For this exercise, print all of the data exactly as given.
*****
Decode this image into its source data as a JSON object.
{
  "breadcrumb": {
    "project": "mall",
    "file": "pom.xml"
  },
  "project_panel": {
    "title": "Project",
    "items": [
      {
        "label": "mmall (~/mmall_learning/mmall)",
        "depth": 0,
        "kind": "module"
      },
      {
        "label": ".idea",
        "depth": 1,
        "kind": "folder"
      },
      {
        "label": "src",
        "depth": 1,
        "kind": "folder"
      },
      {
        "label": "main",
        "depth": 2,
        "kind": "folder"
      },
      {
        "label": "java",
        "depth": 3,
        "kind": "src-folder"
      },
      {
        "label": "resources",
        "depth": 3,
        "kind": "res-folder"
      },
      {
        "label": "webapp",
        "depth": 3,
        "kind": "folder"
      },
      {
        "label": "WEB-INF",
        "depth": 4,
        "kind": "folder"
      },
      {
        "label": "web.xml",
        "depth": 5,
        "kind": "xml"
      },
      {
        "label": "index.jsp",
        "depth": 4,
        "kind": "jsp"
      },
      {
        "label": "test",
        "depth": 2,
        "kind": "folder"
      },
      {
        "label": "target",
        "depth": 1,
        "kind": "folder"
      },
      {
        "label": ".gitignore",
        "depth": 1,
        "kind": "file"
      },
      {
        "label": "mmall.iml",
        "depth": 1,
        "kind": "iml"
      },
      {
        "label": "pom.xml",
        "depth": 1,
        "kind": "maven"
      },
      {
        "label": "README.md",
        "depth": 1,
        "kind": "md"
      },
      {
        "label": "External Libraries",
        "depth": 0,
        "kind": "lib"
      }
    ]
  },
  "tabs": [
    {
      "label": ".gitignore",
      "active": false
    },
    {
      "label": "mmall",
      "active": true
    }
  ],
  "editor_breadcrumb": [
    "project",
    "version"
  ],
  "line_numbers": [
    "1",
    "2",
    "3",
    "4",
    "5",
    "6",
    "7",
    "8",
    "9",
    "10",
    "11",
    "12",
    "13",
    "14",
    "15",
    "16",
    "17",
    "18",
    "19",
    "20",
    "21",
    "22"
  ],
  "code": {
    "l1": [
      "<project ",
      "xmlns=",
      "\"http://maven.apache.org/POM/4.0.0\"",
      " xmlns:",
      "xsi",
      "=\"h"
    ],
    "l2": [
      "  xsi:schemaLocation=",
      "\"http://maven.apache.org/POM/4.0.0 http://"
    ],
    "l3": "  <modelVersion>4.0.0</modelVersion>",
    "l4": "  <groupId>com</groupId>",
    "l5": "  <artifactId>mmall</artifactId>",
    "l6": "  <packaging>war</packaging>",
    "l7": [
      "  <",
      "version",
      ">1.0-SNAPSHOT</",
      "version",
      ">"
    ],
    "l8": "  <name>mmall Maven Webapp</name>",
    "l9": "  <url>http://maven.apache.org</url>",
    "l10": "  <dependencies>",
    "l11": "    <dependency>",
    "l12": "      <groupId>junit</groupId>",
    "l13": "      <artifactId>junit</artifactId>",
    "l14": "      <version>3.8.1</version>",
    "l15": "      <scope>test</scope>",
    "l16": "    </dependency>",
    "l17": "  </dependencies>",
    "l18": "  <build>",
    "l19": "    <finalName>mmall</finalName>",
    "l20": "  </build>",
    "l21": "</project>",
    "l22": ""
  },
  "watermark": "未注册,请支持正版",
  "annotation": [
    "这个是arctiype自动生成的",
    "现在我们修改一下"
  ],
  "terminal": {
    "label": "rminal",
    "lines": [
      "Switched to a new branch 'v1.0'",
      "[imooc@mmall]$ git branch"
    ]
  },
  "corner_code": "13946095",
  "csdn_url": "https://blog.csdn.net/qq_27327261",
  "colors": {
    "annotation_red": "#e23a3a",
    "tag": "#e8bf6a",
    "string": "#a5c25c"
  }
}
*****
*Answer section*.
Decode this image into its source data as a JSON object.
{
  "breadcrumb": {
    "project": "mall",
    "file": "pom.xml"
  },
  "project_panel": {
    "title": "Project",
    "items": [
      {
        "label": "mmall (~/mmall_learning/mmall)",
        "depth": 0,
        "kind": "module"
      },
      {
        "label": ".idea",
        "depth": 1,
        "kind": "folder"
      },
      {
        "label": "src",
        "depth": 1,
        "kind": "folder"
      },
      {
        "label": "main",
        "depth": 2,
        "kind": "folder"
      },
      {
        "label": "java",
        "depth": 3,
        "kind": "src-folder"
      },
      {
        "label": "resources",
        "depth": 3,
        "kind": "res-folder"
      },
      {
        "label": "webapp",
        "depth": 3,
        "kind": "folder"
      },
      {
        "label": "WEB-INF",
        "depth": 4,
        "kind": "folder"
      },
      {
        "label": "web.xml",
        "depth": 5,
        "kind": "xml"
      },
      {
        "label": "index.jsp",
        "depth": 4,
        "kind": "jsp"
      },
      {
        "label": "test",
        "depth": 2,
        "kind": "folder"
      },
      {
        "label": "target",
        "depth": 1,
        "kind": "folder"
      },
      {
        "label": ".gitignore",
        "depth": 1,
        "kind": "file"
      },
      {
        "label": "mmall.iml",
        "depth": 1,
        "kind": "iml"
      },
      {
        "label": "pom.xml",
        "depth": 1,
        "kind": "maven"
      },
      {
        "label": "README.md",
        "depth": 1,
        "kind": "md"
      },
      {
        "label": "External Libraries",
        "depth": 0,
        "kind": "lib"
      }
    ]
  },
  "tabs": [
    {
      "label": ".gitignore",
      "active": false
    },
    {
      "label": "mmall",
      "active": true
    }
  ],
  "editor_breadcrumb": [
    "project",
    "version"
  ],
  "line_numbers": [
    "1",
    "2",
    "3",
    "4",
    "5",
    "6",
    "7",
    "8",
    "9",
    "10",
    "11",
    "12",
    "13",
    "14",
    "15",
    "16",
    "17",
    "18",
    "19",
    "20",
    "21",
    "22"
  ],
  "code": {
    "l1": [
      "<project ",
      "xmlns=",
      "\"http://maven.apache.org/POM/4.0.0\"",
      " xmlns:",
      "xsi",
      "=\"h"
    ],
    "l2": [
      "  xsi:schemaLocation=",
      "\"http://maven.apache.org/POM/4.0.0 http://"
    ],
    "l3": "  <modelVersion>4.0.0</modelVersion>",
    "l4": "  <groupId>com</groupId>",
    "l5": "  <artifactId>mmall</artifactId>",
    "l6": "  <packaging>war</packaging>",
    "l7": [
      "  <",
      "version",
      ">1.0-SNAPSHOT</",
      "version",
      ">"
    ],
    "l8": "  <name>mmall Maven Webapp</name>",
    "l9": "  <url>http://maven.apache.org</url>",
    "l10": "  <dependencies>",
    "l11": "    <dependency>",
    "l12": "      <groupId>junit</groupId>",
    "l13": "      <artifactId>junit</artifactId>",
    "l14": "      <version>3.8.1</version>",
    "l15": "      <scope>test</scope>",
    "l16": "    </dependency>",
    "l17": "  </dependencies>",
    "l18": "  <build>",
    "l19": "    <finalName>mmall</finalName>",
    "l20": "  </build>",
    "l21": "</project>",
    "l22": ""
  },
  "watermark": "未注册,请支持正版",
  "annotation": [
    "这个是arctiype自动生成的",
    "现在我们修改一下"
  ],
  "terminal": {
    "label": "rminal",
    "lines": [
      "Switched to a new branch 'v1.0'",
      "[imooc@mmall]$ git branch"
    ]
  },
  "corner_code": "13946095",
  "csdn_url": "https://blog.csdn.net/qq_27327261",
  "colors": {
    "annotation_red": "#e23a3a",
    "tag": "#e8bf6a",
    "string": "#a5c25c"
  }
}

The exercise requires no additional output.